**What you will do**
Every line of the material that includes the word "Besar" is to be shown.

**Data to use**

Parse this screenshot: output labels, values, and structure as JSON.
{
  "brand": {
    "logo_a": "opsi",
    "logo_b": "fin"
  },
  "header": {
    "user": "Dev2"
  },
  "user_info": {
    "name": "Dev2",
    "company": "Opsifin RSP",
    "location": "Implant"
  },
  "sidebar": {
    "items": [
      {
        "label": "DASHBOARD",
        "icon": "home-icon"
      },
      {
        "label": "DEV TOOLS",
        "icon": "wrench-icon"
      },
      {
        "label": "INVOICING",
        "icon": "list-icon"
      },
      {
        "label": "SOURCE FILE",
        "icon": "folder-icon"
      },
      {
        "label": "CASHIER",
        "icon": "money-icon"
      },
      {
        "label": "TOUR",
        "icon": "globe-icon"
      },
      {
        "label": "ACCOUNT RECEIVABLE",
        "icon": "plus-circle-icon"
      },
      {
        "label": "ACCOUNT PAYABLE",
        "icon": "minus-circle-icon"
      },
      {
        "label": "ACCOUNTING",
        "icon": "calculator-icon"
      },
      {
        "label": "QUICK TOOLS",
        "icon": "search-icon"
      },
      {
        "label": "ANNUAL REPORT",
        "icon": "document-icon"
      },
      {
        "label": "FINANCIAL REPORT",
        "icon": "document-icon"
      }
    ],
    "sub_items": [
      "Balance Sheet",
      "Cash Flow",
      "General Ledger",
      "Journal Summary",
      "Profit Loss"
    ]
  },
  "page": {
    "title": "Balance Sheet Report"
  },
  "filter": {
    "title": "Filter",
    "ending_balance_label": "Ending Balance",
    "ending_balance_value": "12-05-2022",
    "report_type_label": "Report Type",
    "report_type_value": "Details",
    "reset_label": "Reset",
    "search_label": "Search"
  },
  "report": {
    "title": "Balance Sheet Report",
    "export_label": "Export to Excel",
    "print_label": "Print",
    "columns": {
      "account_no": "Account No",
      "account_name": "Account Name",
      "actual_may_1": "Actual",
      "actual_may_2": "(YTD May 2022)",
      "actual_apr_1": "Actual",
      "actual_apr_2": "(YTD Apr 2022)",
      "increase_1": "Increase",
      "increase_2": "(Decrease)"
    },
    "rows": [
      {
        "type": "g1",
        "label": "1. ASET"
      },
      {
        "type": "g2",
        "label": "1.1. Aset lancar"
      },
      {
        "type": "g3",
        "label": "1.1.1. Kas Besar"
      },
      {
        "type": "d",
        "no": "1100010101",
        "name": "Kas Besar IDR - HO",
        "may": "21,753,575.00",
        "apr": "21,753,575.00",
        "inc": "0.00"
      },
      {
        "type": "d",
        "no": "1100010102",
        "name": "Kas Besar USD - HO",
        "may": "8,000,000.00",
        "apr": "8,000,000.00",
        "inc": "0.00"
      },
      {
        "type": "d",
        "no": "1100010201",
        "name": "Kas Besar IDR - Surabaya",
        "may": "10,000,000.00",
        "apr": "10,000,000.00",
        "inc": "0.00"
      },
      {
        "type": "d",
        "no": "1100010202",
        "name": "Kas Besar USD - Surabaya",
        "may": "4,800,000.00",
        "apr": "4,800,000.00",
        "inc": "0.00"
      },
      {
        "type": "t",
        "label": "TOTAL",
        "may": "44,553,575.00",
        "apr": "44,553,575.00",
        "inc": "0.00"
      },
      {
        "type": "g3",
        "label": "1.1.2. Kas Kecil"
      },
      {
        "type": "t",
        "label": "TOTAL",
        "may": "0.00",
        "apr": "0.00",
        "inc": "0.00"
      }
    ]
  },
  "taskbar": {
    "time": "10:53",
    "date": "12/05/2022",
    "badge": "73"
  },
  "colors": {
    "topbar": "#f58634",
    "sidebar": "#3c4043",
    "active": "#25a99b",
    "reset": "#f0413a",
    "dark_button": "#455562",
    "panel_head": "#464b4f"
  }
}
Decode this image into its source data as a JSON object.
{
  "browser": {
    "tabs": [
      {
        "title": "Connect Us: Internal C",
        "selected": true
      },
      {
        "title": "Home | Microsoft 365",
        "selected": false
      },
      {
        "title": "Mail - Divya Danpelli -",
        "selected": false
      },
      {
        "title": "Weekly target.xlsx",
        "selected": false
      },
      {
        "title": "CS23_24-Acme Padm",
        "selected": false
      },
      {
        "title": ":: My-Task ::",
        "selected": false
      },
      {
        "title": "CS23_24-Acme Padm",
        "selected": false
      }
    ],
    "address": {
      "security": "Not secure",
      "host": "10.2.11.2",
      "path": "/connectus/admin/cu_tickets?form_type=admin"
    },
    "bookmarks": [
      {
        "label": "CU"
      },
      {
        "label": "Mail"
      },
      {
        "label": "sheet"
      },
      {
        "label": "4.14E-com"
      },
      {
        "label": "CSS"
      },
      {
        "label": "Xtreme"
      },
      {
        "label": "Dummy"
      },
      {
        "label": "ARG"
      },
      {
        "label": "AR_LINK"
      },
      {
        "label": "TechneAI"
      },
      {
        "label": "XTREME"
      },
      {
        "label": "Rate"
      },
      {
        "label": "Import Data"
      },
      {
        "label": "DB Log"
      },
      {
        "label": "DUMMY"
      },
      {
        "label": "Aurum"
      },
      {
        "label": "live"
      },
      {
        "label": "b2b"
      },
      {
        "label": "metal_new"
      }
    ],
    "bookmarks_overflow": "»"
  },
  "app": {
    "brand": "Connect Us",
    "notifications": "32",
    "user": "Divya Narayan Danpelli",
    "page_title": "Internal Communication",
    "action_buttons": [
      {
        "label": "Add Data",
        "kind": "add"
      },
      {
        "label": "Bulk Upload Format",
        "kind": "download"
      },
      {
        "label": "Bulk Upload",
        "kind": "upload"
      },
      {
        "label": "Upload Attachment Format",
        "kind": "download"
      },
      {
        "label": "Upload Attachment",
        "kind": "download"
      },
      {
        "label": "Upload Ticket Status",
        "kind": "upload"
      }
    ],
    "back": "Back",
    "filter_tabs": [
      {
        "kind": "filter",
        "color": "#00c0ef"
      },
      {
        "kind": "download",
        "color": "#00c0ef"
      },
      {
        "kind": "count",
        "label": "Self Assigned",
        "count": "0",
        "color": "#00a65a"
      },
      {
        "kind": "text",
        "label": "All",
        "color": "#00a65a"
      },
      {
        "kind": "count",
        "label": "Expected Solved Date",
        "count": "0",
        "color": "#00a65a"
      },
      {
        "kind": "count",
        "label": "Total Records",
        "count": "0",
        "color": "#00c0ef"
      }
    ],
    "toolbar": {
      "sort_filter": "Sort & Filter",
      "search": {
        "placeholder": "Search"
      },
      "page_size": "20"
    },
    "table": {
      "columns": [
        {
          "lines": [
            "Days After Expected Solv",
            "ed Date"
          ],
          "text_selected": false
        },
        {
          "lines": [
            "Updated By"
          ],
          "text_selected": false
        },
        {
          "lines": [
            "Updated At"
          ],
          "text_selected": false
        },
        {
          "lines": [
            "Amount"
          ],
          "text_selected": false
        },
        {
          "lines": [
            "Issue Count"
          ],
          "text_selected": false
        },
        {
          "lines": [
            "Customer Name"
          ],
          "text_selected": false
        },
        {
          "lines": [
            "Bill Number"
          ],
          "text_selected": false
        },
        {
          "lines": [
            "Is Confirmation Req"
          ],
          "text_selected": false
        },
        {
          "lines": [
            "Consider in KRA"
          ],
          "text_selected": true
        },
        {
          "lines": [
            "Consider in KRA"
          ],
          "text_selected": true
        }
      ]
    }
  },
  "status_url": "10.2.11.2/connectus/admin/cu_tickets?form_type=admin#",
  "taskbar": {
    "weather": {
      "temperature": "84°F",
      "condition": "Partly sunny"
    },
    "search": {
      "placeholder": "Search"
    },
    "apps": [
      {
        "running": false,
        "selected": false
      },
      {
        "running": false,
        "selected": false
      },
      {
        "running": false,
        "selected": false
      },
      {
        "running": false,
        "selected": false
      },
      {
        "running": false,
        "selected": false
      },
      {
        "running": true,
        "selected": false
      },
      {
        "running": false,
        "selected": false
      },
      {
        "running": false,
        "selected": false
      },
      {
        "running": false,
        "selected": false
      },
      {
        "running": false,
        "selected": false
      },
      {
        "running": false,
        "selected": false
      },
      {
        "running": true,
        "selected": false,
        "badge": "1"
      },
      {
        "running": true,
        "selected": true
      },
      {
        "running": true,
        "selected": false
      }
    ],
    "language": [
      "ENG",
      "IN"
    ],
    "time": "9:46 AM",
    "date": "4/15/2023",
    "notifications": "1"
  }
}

**Problem solution**
        "label": "1.1.1. Kas Besar"
        "name": "Kas Besar IDR - HO",
        "name": "Kas Besar USD - HO",
        "name": "Kas Besar IDR - Surabaya",
        "name": "Kas Besar USD - Surabaya",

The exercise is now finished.